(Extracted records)
<<<<

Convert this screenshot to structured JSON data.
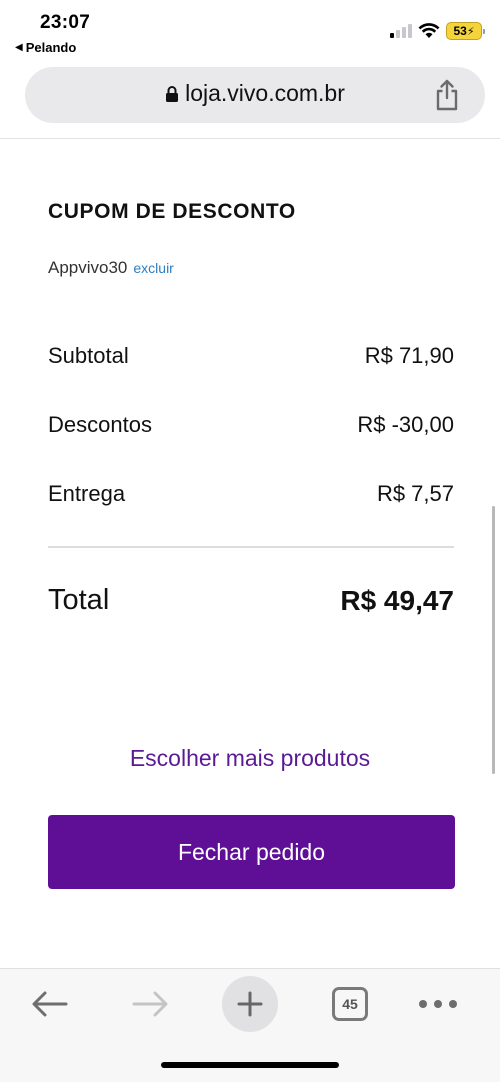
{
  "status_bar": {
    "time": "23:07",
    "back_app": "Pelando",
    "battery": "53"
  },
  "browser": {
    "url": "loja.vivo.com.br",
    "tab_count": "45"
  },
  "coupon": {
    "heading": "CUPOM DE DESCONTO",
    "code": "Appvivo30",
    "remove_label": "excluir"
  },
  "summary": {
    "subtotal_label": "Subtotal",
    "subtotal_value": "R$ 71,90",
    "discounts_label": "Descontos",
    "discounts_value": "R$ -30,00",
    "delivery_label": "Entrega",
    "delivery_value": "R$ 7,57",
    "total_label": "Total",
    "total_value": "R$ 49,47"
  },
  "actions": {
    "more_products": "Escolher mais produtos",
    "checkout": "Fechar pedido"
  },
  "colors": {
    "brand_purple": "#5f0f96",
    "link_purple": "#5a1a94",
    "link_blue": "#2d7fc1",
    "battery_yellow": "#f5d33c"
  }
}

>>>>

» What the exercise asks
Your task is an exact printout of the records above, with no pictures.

» Result
Convert this screenshot to structured JSON data.
{
  "status_bar": {
    "time": "23:07",
    "back_app": "Pelando",
    "battery": "53"
  },
  "browser": {
    "url": "loja.vivo.com.br",
    "tab_count": "45"
  },
  "coupon": {
    "heading": "CUPOM DE DESCONTO",
    "code": "Appvivo30",
    "remove_label": "excluir"
  },
  "summary": {
    "subtotal_label": "Subtotal",
    "subtotal_value": "R$ 71,90",
    "discounts_label": "Descontos",
    "discounts_value": "R$ -30,00",
    "delivery_label": "Entrega",
    "delivery_value": "R$ 7,57",
    "total_label": "Total",
    "total_value": "R$ 49,47"
  },
  "actions": {
    "more_products": "Escolher mais produtos",
    "checkout": "Fechar pedido"
  },
  "colors": {
    "brand_purple": "#5f0f96",
    "link_purple": "#5a1a94",
    "link_blue": "#2d7fc1",
    "battery_yellow": "#f5d33c"
  }
}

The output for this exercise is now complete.